An Honest Experience With Blue Apron

After trying out their subscription, I can honestly say that it does live up to some of its hype. It was easy to register and choose your meals, all in less than ten minutes. For those who are time-strapped, Blue Apron definitely makes it convenient for those who are looking to save time organizing their meals.

The box was delivered on time and all the ingredients were packed carefully inside. For those who work 9 to 5, they don’t need to worry about whether or not the food will spoil. There were two large ice packs and the meat was still frozen. If that box was left for a few hours, your food wouldn’t be compromised.

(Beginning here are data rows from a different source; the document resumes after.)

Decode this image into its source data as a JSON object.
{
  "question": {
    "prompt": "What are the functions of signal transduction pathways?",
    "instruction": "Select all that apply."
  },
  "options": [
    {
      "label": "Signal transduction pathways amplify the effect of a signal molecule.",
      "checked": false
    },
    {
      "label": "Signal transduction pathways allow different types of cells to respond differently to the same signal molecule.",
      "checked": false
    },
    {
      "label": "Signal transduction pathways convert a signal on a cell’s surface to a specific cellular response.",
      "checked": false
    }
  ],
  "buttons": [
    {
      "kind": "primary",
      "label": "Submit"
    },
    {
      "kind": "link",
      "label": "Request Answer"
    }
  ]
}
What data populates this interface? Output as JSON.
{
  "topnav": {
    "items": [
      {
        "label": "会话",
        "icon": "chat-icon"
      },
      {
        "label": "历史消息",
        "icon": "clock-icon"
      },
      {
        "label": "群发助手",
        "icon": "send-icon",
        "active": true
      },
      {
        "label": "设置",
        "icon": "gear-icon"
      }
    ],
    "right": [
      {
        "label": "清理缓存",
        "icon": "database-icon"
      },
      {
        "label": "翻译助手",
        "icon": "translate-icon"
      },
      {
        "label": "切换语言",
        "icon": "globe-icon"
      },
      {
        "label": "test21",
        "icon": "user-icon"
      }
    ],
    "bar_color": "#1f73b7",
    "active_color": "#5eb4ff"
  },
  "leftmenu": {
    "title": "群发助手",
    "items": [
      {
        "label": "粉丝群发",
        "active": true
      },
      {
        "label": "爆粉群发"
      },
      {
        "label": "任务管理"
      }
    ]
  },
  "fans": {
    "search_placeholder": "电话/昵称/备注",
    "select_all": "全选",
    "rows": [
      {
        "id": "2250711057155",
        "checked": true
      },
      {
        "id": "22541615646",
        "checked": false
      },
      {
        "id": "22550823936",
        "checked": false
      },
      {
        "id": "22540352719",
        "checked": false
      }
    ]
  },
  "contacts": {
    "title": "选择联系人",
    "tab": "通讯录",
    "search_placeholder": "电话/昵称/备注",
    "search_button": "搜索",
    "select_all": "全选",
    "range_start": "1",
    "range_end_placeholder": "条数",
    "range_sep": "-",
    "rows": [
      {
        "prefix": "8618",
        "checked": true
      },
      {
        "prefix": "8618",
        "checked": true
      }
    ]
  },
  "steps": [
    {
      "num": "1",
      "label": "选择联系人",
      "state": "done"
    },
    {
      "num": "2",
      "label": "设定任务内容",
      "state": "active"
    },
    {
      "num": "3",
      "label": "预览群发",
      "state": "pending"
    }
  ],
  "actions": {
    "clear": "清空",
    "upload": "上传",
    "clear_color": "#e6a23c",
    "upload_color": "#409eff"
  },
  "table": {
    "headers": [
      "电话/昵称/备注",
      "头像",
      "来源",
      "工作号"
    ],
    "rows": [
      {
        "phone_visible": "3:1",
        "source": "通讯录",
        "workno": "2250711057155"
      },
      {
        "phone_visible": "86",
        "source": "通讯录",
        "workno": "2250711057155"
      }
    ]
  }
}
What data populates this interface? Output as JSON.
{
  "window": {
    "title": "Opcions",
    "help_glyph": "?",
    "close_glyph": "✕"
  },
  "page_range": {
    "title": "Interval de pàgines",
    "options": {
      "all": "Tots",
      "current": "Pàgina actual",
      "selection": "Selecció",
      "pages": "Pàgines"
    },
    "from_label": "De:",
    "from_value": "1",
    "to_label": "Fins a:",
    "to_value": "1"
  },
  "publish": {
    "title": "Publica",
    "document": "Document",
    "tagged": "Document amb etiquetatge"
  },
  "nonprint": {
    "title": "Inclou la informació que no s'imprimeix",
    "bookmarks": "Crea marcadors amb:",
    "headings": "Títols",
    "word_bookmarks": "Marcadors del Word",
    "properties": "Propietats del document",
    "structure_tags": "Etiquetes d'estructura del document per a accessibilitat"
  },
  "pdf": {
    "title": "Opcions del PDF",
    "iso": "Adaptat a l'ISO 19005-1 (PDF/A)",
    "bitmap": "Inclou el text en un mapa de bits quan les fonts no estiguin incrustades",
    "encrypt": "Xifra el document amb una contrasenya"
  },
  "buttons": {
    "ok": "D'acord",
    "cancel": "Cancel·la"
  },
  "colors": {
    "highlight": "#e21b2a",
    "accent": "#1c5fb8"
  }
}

As for the meals, it’s easy to see why this company has grown the way it did. The meals were simple to create even with exotic ingredients. Some of the ingredients (such as Yakiniku sauce) do come with an explanation as to what it is, including the country of origin.

The recipe cards outlined step-by-step instructions that weren’t filled with jargon or terms that were hard for a novice cook to follow. There were just enough photos to show what important steps looked like, what ingredients were needed (just in case someone didn’t what the ingredients were from the labels) and how the finished meal should look.

As for how sustainable this business model is, Blue Apron may need to be more flexible in its offerings. There will be more businesses that will crop up (like Martha Stewart) that will have pretty much the same model. If they want to keep catering to the healthy food crowd, they may need to start offering more meals that cater to dietary needs, such as paleo or gluten-free. Currently, many of their meals have wheat, such as pasta or bread.

Who knows if meal kit services are a fad, but Blue Apron seems to be doing something right so far. They’re offering a convenient service while staying true to what it means to eat “clean.” Only time will tell if they’re going to stay long-term or buckle under the competition.

If you’re interested in trying Blue Apron yourself, give it a try and save $30 on your first order with this link!